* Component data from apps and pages
===============
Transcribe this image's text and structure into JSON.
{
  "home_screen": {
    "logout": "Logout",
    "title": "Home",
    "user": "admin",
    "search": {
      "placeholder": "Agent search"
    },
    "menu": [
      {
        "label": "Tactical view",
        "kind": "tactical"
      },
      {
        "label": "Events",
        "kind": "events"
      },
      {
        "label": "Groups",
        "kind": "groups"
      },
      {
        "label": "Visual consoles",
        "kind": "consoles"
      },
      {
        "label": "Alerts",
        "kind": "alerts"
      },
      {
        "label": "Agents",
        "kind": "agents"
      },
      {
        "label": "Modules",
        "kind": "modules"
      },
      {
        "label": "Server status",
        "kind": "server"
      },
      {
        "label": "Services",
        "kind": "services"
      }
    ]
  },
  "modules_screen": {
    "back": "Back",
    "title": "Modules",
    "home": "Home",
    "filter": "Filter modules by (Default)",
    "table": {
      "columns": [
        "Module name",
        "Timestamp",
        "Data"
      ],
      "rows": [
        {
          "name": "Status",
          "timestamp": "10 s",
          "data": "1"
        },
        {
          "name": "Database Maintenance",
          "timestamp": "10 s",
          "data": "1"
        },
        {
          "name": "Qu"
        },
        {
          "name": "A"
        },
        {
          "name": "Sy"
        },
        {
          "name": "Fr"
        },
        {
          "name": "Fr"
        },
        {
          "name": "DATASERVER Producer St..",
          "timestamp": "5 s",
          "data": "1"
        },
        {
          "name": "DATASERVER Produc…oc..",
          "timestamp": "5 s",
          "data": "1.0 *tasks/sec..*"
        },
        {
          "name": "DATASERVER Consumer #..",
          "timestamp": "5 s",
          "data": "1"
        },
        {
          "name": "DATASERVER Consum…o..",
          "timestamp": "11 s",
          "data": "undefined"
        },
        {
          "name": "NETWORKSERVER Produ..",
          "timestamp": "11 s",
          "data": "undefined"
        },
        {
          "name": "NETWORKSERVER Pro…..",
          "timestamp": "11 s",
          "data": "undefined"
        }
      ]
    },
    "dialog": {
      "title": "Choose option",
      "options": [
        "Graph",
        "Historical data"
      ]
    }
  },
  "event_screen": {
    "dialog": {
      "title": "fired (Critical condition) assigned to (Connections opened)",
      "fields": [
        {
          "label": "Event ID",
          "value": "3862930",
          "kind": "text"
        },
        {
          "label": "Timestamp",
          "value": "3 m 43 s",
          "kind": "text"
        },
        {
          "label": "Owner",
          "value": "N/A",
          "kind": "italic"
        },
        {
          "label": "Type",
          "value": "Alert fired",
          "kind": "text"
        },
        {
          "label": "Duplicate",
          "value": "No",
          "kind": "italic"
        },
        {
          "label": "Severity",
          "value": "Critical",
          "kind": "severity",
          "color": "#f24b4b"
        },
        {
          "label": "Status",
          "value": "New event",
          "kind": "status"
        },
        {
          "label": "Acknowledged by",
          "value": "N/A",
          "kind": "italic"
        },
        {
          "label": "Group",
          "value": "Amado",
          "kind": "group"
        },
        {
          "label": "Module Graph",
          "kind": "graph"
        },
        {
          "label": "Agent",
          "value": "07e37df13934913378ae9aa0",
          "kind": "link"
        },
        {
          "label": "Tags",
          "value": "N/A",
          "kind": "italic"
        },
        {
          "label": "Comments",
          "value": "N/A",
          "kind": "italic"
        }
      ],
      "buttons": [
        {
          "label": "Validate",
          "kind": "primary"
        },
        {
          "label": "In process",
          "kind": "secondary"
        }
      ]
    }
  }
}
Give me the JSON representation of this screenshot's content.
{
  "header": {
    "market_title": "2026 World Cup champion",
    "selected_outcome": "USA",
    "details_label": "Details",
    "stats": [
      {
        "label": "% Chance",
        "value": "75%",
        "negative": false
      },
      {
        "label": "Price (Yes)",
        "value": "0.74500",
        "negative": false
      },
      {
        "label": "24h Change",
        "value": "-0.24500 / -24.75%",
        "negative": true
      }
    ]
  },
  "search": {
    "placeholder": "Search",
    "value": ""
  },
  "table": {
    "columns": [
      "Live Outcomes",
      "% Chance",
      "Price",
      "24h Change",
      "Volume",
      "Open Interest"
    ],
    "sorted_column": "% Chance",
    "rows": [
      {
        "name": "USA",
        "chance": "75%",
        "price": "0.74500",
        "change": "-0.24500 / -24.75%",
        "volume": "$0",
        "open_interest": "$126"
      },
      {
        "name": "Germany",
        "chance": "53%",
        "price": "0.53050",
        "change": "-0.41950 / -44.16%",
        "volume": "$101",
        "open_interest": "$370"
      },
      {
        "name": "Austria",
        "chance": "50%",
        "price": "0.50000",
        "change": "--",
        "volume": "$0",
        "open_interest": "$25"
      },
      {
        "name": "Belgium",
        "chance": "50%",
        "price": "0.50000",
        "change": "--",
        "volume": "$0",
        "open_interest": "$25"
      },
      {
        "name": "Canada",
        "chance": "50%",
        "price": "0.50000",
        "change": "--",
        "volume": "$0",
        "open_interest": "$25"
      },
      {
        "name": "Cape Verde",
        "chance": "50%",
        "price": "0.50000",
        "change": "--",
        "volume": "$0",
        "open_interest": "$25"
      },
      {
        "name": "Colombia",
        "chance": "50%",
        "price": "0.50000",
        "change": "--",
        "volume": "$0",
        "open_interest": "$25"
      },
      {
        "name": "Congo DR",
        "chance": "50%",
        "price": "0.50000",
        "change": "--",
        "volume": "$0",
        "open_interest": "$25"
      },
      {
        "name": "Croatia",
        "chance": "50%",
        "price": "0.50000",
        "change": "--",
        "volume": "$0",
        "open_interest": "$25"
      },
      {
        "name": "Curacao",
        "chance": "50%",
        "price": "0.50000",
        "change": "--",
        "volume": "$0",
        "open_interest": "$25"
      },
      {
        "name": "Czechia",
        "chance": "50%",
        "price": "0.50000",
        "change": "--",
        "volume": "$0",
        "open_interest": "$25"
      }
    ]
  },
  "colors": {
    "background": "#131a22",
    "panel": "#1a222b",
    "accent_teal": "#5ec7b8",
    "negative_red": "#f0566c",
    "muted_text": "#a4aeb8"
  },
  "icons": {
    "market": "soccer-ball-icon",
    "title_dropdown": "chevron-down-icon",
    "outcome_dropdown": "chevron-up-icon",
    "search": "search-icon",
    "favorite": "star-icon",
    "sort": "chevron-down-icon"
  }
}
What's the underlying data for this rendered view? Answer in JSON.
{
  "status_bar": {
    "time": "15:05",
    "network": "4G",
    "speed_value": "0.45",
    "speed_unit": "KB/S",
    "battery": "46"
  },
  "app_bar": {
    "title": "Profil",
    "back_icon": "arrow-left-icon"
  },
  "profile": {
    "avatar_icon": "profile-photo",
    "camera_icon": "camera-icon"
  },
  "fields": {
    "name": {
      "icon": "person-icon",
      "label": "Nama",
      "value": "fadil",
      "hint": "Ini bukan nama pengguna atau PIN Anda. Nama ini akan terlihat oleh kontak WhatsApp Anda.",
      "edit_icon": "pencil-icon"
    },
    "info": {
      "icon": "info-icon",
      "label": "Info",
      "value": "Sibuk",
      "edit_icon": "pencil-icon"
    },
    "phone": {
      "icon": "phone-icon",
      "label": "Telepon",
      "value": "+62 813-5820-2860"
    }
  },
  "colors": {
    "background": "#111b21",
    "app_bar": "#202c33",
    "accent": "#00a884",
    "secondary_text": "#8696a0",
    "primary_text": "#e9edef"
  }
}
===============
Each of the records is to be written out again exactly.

* TASK RESULT
Transcribe this image's text and structure into JSON.
{
  "home_screen": {
    "logout": "Logout",
    "title": "Home",
    "user": "admin",
    "search": {
      "placeholder": "Agent search"
    },
    "menu": [
      {
        "label": "Tactical view",
        "kind": "tactical"
      },
      {
        "label": "Events",
        "kind": "events"
      },
      {
        "label": "Groups",
        "kind": "groups"
      },
      {
        "label": "Visual consoles",
        "kind": "consoles"
      },
      {
        "label": "Alerts",
        "kind": "alerts"
      },
      {
        "label": "Agents",
        "kind": "agents"
      },
      {
        "label": "Modules",
        "kind": "modules"
      },
      {
        "label": "Server status",
        "kind": "server"
      },
      {
        "label": "Services",
        "kind": "services"
      }
    ]
  },
  "modules_screen": {
    "back": "Back",
    "title": "Modules",
    "home": "Home",
    "filter": "Filter modules by (Default)",
    "table": {
      "columns": [
        "Module name",
        "Timestamp",
        "Data"
      ],
      "rows": [
        {
          "name": "Status",
          "timestamp": "10 s",
          "data": "1"
        },
        {
          "name": "Database Maintenance",
          "timestamp": "10 s",
          "data": "1"
        },
        {
          "name": "Qu"
        },
        {
          "name": "A"
        },
        {
          "name": "Sy"
        },
        {
          "name": "Fr"
        },
        {
          "name": "Fr"
        },
        {
          "name": "DATASERVER Producer St..",
          "timestamp": "5 s",
          "data": "1"
        },
        {
          "name": "DATASERVER Produc…oc..",
          "timestamp": "5 s",
          "data": "1.0 *tasks/sec..*"
        },
        {
          "name": "DATASERVER Consumer #..",
          "timestamp": "5 s",
          "data": "1"
        },
        {
          "name": "DATASERVER Consum…o..",
          "timestamp": "11 s",
          "data": "undefined"
        },
        {
          "name": "NETWORKSERVER Produ..",
          "timestamp": "11 s",
          "data": "undefined"
        },
        {
          "name": "NETWORKSERVER Pro…..",
          "timestamp": "11 s",
          "data": "undefined"
        }
      ]
    },
    "dialog": {
      "title": "Choose option",
      "options": [
        "Graph",
        "Historical data"
      ]
    }
  },
  "event_screen": {
    "dialog": {
      "title": "fired (Critical condition) assigned to (Connections opened)",
      "fields": [
        {
          "label": "Event ID",
          "value": "3862930",
          "kind": "text"
        },
        {
          "label": "Timestamp",
          "value": "3 m 43 s",
          "kind": "text"
        },
        {
          "label": "Owner",
          "value": "N/A",
          "kind": "italic"
        },
        {
          "label": "Type",
          "value": "Alert fired",
          "kind": "text"
        },
        {
          "label": "Duplicate",
          "value": "No",
          "kind": "italic"
        },
        {
          "label": "Severity",
          "value": "Critical",
          "kind": "severity",
          "color": "#f24b4b"
        },
        {
          "label": "Status",
          "value": "New event",
          "kind": "status"
        },
        {
          "label": "Acknowledged by",
          "value": "N/A",
          "kind": "italic"
        },
        {
          "label": "Group",
          "value": "Amado",
          "kind": "group"
        },
        {
          "label": "Module Graph",
          "kind": "graph"
        },
        {
          "label": "Agent",
          "value": "07e37df13934913378ae9aa0",
          "kind": "link"
        },
        {
          "label": "Tags",
          "value": "N/A",
          "kind": "italic"
        },
        {
          "label": "Comments",
          "value": "N/A",
          "kind": "italic"
        }
      ],
      "buttons": [
        {
          "label": "Validate",
          "kind": "primary"
        },
        {
          "label": "In process",
          "kind": "secondary"
        }
      ]
    }
  }
}
Give me the JSON representation of this screenshot's content.
{
  "header": {
    "market_title": "2026 World Cup champion",
    "selected_outcome": "USA",
    "details_label": "Details",
    "stats": [
      {
        "label": "% Chance",
        "value": "75%",
        "negative": false
      },
      {
        "label": "Price (Yes)",
        "value": "0.74500",
        "negative": false
      },
      {
        "label": "24h Change",
        "value": "-0.24500 / -24.75%",
        "negative": true
      }
    ]
  },
  "search": {
    "placeholder": "Search",
    "value": ""
  },
  "table": {
    "columns": [
      "Live Outcomes",
      "% Chance",
      "Price",
      "24h Change",
      "Volume",
      "Open Interest"
    ],
    "sorted_column": "% Chance",
    "rows": [
      {
        "name": "USA",
        "chance": "75%",
        "price": "0.74500",
        "change": "-0.24500 / -24.75%",
        "volume": "$0",
        "open_interest": "$126"
      },
      {
        "name": "Germany",
        "chance": "53%",
        "price": "0.53050",
        "change": "-0.41950 / -44.16%",
        "volume": "$101",
        "open_interest": "$370"
      },
      {
        "name": "Austria",
        "chance": "50%",
        "price": "0.50000",
        "change": "--",
        "volume": "$0",
        "open_interest": "$25"
      },
      {
        "name": "Belgium",
        "chance": "50%",
        "price": "0.50000",
        "change": "--",
        "volume": "$0",
        "open_interest": "$25"
      },
      {
        "name": "Canada",
        "chance": "50%",
        "price": "0.50000",
        "change": "--",
        "volume": "$0",
        "open_interest": "$25"
      },
      {
        "name": "Cape Verde",
        "chance": "50%",
        "price": "0.50000",
        "change": "--",
        "volume": "$0",
        "open_interest": "$25"
      },
      {
        "name": "Colombia",
        "chance": "50%",
        "price": "0.50000",
        "change": "--",
        "volume": "$0",
        "open_interest": "$25"
      },
      {
        "name": "Congo DR",
        "chance": "50%",
        "price": "0.50000",
        "change": "--",
        "volume": "$0",
        "open_interest": "$25"
      },
      {
        "name": "Croatia",
        "chance": "50%",
        "price": "0.50000",
        "change": "--",
        "volume": "$0",
        "open_interest": "$25"
      },
      {
        "name": "Curacao",
        "chance": "50%",
        "price": "0.50000",
        "change": "--",
        "volume": "$0",
        "open_interest": "$25"
      },
      {
        "name": "Czechia",
        "chance": "50%",
        "price": "0.50000",
        "change": "--",
        "volume": "$0",
        "open_interest": "$25"
      }
    ]
  },
  "colors": {
    "background": "#131a22",
    "panel": "#1a222b",
    "accent_teal": "#5ec7b8",
    "negative_red": "#f0566c",
    "muted_text": "#a4aeb8"
  },
  "icons": {
    "market": "soccer-ball-icon",
    "title_dropdown": "chevron-down-icon",
    "outcome_dropdown": "chevron-up-icon",
    "search": "search-icon",
    "favorite": "star-icon",
    "sort": "chevron-down-icon"
  }
}
What's the underlying data for this rendered view? Answer in JSON.
{
  "status_bar": {
    "time": "15:05",
    "network": "4G",
    "speed_value": "0.45",
    "speed_unit": "KB/S",
    "battery": "46"
  },
  "app_bar": {
    "title": "Profil",
    "back_icon": "arrow-left-icon"
  },
  "profile": {
    "avatar_icon": "profile-photo",
    "camera_icon": "camera-icon"
  },
  "fields": {
    "name": {
      "icon": "person-icon",
      "label": "Nama",
      "value": "fadil",
      "hint": "Ini bukan nama pengguna atau PIN Anda. Nama ini akan terlihat oleh kontak WhatsApp Anda.",
      "edit_icon": "pencil-icon"
    },
    "info": {
      "icon": "info-icon",
      "label": "Info",
      "value": "Sibuk",
      "edit_icon": "pencil-icon"
    },
    "phone": {
      "icon": "phone-icon",
      "label": "Telepon",
      "value": "+62 813-5820-2860"
    }
  },
  "colors": {
    "background": "#111b21",
    "app_bar": "#202c33",
    "accent": "#00a884",
    "secondary_text": "#8696a0",
    "primary_text": "#e9edef"
  }
}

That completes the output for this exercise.